● Data extracts
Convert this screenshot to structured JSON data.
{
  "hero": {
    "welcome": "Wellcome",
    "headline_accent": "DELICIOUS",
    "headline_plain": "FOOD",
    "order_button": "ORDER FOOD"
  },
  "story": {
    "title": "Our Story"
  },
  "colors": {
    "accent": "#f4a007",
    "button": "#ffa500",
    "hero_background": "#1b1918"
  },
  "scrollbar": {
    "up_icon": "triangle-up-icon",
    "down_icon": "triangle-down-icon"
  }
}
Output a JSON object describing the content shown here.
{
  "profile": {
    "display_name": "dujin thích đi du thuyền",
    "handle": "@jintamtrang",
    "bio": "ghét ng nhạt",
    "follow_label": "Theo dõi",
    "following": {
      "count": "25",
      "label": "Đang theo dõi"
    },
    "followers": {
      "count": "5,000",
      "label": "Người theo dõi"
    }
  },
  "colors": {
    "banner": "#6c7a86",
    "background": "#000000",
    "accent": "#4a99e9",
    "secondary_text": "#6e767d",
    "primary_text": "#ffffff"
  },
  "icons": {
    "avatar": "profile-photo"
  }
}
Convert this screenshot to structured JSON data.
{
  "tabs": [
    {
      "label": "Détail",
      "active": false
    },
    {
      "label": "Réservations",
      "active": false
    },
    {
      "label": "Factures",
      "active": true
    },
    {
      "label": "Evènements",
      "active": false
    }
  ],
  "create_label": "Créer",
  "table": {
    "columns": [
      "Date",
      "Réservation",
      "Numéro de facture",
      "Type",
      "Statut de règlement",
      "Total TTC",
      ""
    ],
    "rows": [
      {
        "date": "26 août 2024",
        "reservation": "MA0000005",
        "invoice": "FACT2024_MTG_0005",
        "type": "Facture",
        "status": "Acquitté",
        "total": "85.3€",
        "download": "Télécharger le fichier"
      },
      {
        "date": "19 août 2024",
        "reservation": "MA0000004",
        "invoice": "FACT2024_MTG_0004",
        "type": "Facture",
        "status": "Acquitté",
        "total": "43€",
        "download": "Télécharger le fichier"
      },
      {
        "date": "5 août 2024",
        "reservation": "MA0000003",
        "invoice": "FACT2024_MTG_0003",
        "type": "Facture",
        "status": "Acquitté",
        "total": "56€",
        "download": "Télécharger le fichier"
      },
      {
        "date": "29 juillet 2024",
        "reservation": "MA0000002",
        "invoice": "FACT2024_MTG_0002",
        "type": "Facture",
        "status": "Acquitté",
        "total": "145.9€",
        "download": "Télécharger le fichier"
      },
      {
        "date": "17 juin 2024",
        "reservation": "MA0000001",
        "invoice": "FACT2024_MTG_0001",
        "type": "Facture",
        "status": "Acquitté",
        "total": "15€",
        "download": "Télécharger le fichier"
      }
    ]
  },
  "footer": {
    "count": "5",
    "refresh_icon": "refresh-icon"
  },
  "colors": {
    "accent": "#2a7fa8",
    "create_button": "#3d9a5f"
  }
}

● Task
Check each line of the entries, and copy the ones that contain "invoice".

● The answer
        "invoice": "FACT2024_MTG_0005",
        "invoice": "FACT2024_MTG_0004",
        "invoice": "FACT2024_MTG_0003",
        "invoice": "FACT2024_MTG_0002",
        "invoice": "FACT2024_MTG_0001",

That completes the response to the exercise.